4. Starbucks

starbucks logo

The famous Starbucks coffee mermaid was a research project for the original Starbucks founders in 1971. The company started in Seattle, a city with roots as a bustling port, so the Starbucks founders looked through old nautical and seafaring books trying to find something that resonated with their new brand. The two-tailed mermaid is a nautical nod to Seattle, and the symbol of the siren is an enticing suggestion. Originally the logo featured the buxom siren in all her seductive glory with a background of brown to match the coffee bean color. The Starbucks logo we all know and hate (or love I guess) has is green, white, and black. Although green suggests health, environmentalism, and peace, it is hard to take the logo in its true colors when the symbol of the siren is one of addiction, enticement, and doom. Her eyes are a little crazy too. Nevertheless, the Starbucks logo is one of the most widely recognized in the world. The logo incorporates bold sans serif font, the easily manageable shape of a circle, and the siren has been updated to be family-friendly.





Armin. “New Logo and Identity for SAM by Hornall Anderson.” Brand New. UnderConsideration, 25 June 2014. Web. 06 Oct. 2015.
Bravo, Amber. “Irving Harper: The Mediums Beyond the Message.” Herman Miller. Herman Miller, n.d. Web. 06 Oct. 2015.
Clara, Robert. “How a Topless Mermaid Made the Starbucks Cup an Icon.” AdWeek. AdWeek, 29 Sept. 2014. Web. 06 Oct. 2015.
Honigman, Brian. “The Psychology of Color in Logo Design (INFOGRAPHIC).” The Huffington Post., 24 Jan. 2013. Web. 06 Oct. 2015.
M., Steve. “So, Who Is the Siren?” Starbucks Coffee Company. Starbucks Coffee Company, 5 Jan. 2011. Web. 06 Oct. 2015.
“Morton Salt Girl Could Make Advertising Industry History.” Food Manufacturing. Morton Salt, Inc., 10 Sept. 2014. Web. 06 Oct. 2015.
“New Work: Seattle Art Museum.” New at Pentagram.

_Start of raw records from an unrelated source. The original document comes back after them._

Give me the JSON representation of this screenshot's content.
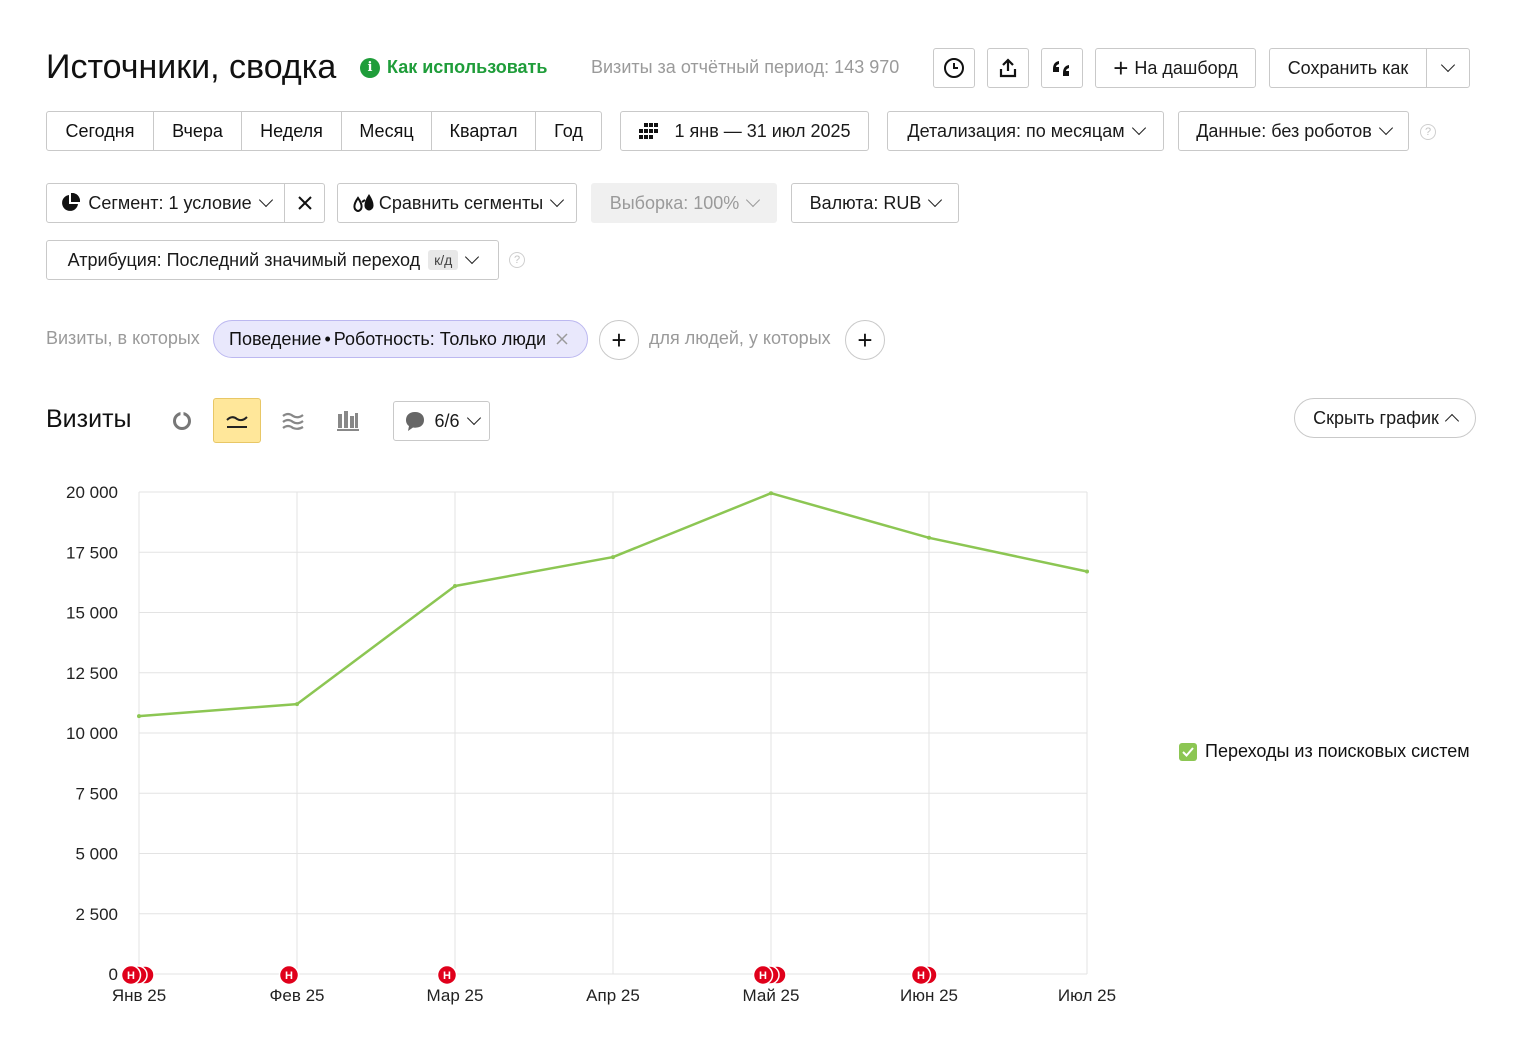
{
  "header": {
    "title": "Источники, сводка",
    "howto_label": "Как использовать",
    "visits_summary": "Визиты за отчётный период: 143 970",
    "dashboard_label": "На дашборд",
    "save_as_label": "Сохранить как"
  },
  "periods": [
    "Сегодня",
    "Вчера",
    "Неделя",
    "Месяц",
    "Квартал",
    "Год"
  ],
  "date_range": "1 янв — 31 июл 2025",
  "detail_label": "Детализация: по месяцам",
  "data_label": "Данные: без роботов",
  "segment": {
    "label": "Сегмент: 1 условие",
    "compare_label": "Сравнить сегменты",
    "sample_label": "Выборка: 100%",
    "currency_label": "Валюта: RUB",
    "attribution_label": "Атрибуция: Последний значимый переход",
    "attribution_badge": "к/д"
  },
  "filter": {
    "prefix": "Визиты, в которых",
    "chip_group": "Поведение",
    "chip_value": "Роботность: Только люди",
    "people_label": "для людей, у которых"
  },
  "chart_header": {
    "title": "Визиты",
    "annotations_count": "6/6",
    "hide_chart_label": "Скрыть график"
  },
  "colors": {
    "line": "#8cc653",
    "accent": "#ffe79a",
    "chip_bg": "#e9e8fc",
    "marker": "#e0001b"
  },
  "chart_data": {
    "type": "line",
    "categories": [
      "Янв 25",
      "Фев 25",
      "Мар 25",
      "Апр 25",
      "Май 25",
      "Июн 25",
      "Июл 25"
    ],
    "series": [
      {
        "name": "Переходы из поисковых систем",
        "values": [
          10700,
          11200,
          16100,
          17300,
          19950,
          18100,
          16700
        ]
      }
    ],
    "ylim": [
      0,
      20000
    ],
    "yticks": [
      0,
      2500,
      5000,
      7500,
      10000,
      12500,
      15000,
      17500,
      20000
    ],
    "ytick_labels": [
      "0",
      "2 500",
      "5 000",
      "7 500",
      "10 000",
      "12 500",
      "15 000",
      "17 500",
      "20 000"
    ],
    "grid": true,
    "legend": "right",
    "annotation_markers": [
      {
        "category": "Янв 25",
        "count": 3,
        "letter": "Н"
      },
      {
        "category": "Фев 25",
        "count": 1,
        "letter": "Н"
      },
      {
        "category": "Мар 25",
        "count": 1,
        "letter": "Н"
      },
      {
        "category": "Май 25",
        "count": 3,
        "letter": "Н"
      },
      {
        "category": "Июн 25",
        "count": 2,
        "letter": "Н"
      }
    ]
  }
}
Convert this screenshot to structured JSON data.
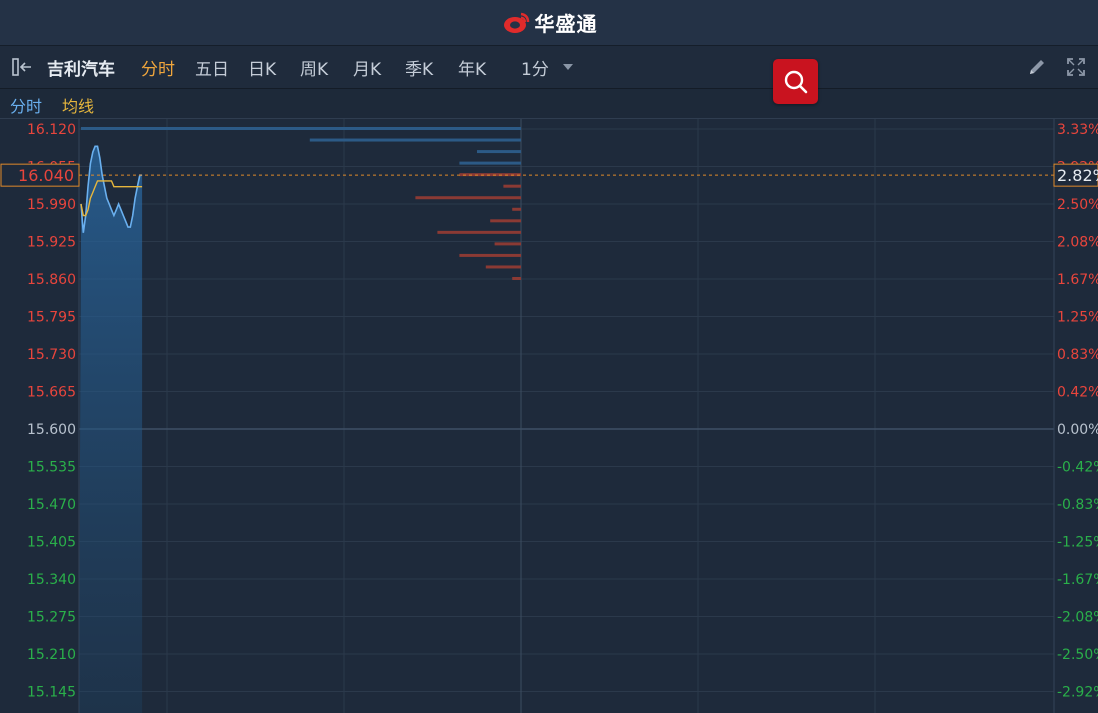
{
  "header": {
    "brand": "华盛通"
  },
  "toolbar": {
    "symbol": "吉利汽车",
    "tabs": [
      {
        "label": "分时",
        "active": true
      },
      {
        "label": "五日",
        "active": false
      },
      {
        "label": "日K",
        "active": false
      },
      {
        "label": "周K",
        "active": false
      },
      {
        "label": "月K",
        "active": false
      },
      {
        "label": "季K",
        "active": false
      },
      {
        "label": "年K",
        "active": false
      },
      {
        "label": "1分",
        "active": false
      }
    ]
  },
  "legend": {
    "series_main": "分时",
    "series_avg": "均线"
  },
  "colors": {
    "up": "#e8453c",
    "down": "#2ab04a",
    "neutral": "#b8c2ce",
    "price_line": "#6ab0ef",
    "avg_line": "#e6b63d",
    "active_tab": "#f0a63c",
    "search_button": "#c9131f"
  },
  "icons": {
    "panel_toggle": "panel-collapse-icon",
    "search": "search-icon",
    "edit": "pencil-icon",
    "fullscreen": "fullscreen-icon"
  },
  "chart_data": {
    "type": "line",
    "y_left_ticks": [
      "16.120",
      "16.055",
      "15.990",
      "15.925",
      "15.860",
      "15.795",
      "15.730",
      "15.665",
      "15.600",
      "15.535",
      "15.470",
      "15.405",
      "15.340",
      "15.275",
      "15.210",
      "15.145"
    ],
    "y_right_ticks": [
      "3.33%",
      "2.92%",
      "2.50%",
      "2.08%",
      "1.67%",
      "1.25%",
      "0.83%",
      "0.42%",
      "0.00%",
      "-0.42%",
      "-0.83%",
      "-1.25%",
      "-1.67%",
      "-2.08%",
      "-2.50%",
      "-2.92%"
    ],
    "prev_close": 15.6,
    "ylim": [
      15.12,
      16.13
    ],
    "current_price": "16.040",
    "current_change": "2.82%",
    "series": [
      {
        "name": "分时",
        "values": [
          15.99,
          15.94,
          15.97,
          16.02,
          16.06,
          16.08,
          16.09,
          16.09,
          16.07,
          16.04,
          16.02,
          16.0,
          15.99,
          15.98,
          15.97,
          15.98,
          15.99,
          15.98,
          15.97,
          15.96,
          15.95,
          15.95,
          15.97,
          16.0,
          16.02,
          16.04,
          16.04
        ]
      },
      {
        "name": "均线",
        "values": [
          15.99,
          15.97,
          15.97,
          15.98,
          16.0,
          16.01,
          16.02,
          16.03,
          16.03,
          16.03,
          16.03,
          16.03,
          16.03,
          16.03,
          16.02,
          16.02,
          16.02,
          16.02,
          16.02,
          16.02,
          16.02,
          16.02,
          16.02,
          16.02,
          16.02,
          16.02,
          16.02
        ]
      }
    ],
    "order_book": {
      "ask": [
        {
          "price": 16.12,
          "volume": 100
        },
        {
          "price": 16.1,
          "volume": 48
        },
        {
          "price": 16.08,
          "volume": 10
        },
        {
          "price": 16.06,
          "volume": 14
        }
      ],
      "bid": [
        {
          "price": 16.04,
          "volume": 14
        },
        {
          "price": 16.02,
          "volume": 4
        },
        {
          "price": 16.0,
          "volume": 24
        },
        {
          "price": 15.98,
          "volume": 2
        },
        {
          "price": 15.96,
          "volume": 7
        },
        {
          "price": 15.94,
          "volume": 19
        },
        {
          "price": 15.92,
          "volume": 6
        },
        {
          "price": 15.9,
          "volume": 14
        },
        {
          "price": 15.88,
          "volume": 8
        },
        {
          "price": 15.86,
          "volume": 2
        }
      ]
    }
  }
}
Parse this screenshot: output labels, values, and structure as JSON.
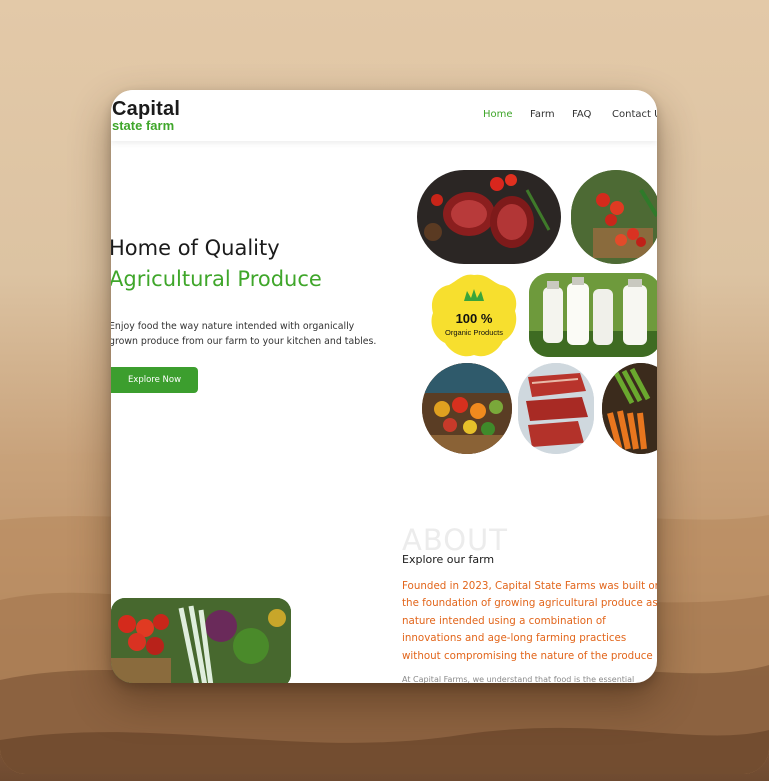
{
  "brand": {
    "line1": "Capital",
    "line2": "state farm"
  },
  "nav": {
    "items": [
      "Home",
      "Farm",
      "FAQ",
      "Contact U"
    ],
    "active": "Home"
  },
  "hero": {
    "title_line1": "Home of Quality",
    "title_line2": "Agricultural Produce",
    "lede_line1": "Enjoy food the way nature intended with organically",
    "lede_line2": "grown produce from our farm to your kitchen and tables.",
    "button": "Explore Now"
  },
  "badge": {
    "percent": "100 %",
    "label": "Organic Products"
  },
  "gallery": {
    "icons": [
      "steak-photo",
      "tomato-basket-photo",
      "milk-bottles-photo",
      "market-stall-photo",
      "raw-meat-photo",
      "carrots-peppers-photo",
      "vegetable-basket-photo"
    ]
  },
  "about": {
    "ghost_title": "ABOUT",
    "subtitle": "Explore our farm",
    "body": "Founded in 2023, Capital State Farms was built on the foundation of growing agricultural produce as nature intended using a combination of innovations and age-long farming practices without compromising the nature of the produce",
    "cut_line": "At Capital Farms, we understand that food is the essential"
  },
  "colors": {
    "accent": "#3fa62a",
    "button": "#3c9e2e",
    "about_text": "#e2661c",
    "badge": "#f7df2e"
  }
}
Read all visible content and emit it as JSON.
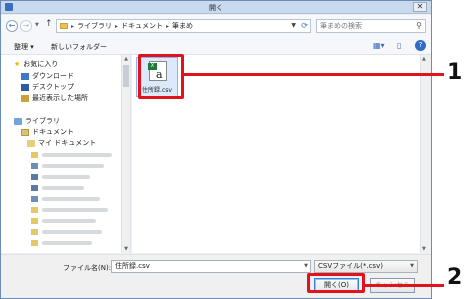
{
  "window": {
    "title": "開く",
    "close_glyph": "✕"
  },
  "addressbar": {
    "back_glyph": "←",
    "forward_glyph": "→",
    "up_glyph": "↑",
    "breadcrumb": [
      "ライブラリ",
      "ドキュメント",
      "筆まめ"
    ],
    "search_placeholder": "筆まめの検索"
  },
  "toolbar": {
    "organize_label": "整理 ▾",
    "new_folder_label": "新しいフォルダー"
  },
  "navpane": {
    "favorites_label": "お気に入り",
    "favorites": [
      "ダウンロード",
      "デスクトップ",
      "最近表示した場所"
    ],
    "libraries_label": "ライブラリ",
    "documents_label": "ドキュメント",
    "my_documents_label": "マイ ドキュメント"
  },
  "files": [
    {
      "name": "住所録.csv",
      "icon": "csv-excel-icon"
    }
  ],
  "bottom": {
    "filename_label": "ファイル名(N):",
    "filename_value": "住所録.csv",
    "filter_value": "CSVファイル(*.csv)",
    "open_label": "開く(O)",
    "cancel_label": "キャンセル"
  },
  "callouts": [
    "1",
    "2"
  ],
  "colors": {
    "highlight": "#e0131c",
    "accent": "#3a6ebc"
  }
}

Pentagram, 4 May 2007. Web. 06 Oct. 2015.
Smith, Graham. “Evolution of the Herman Miller Logo 1905-2011.” The Logo Smith. The Logo Smith, 14 Nov. 2011. Web. 06 Oct. 2015.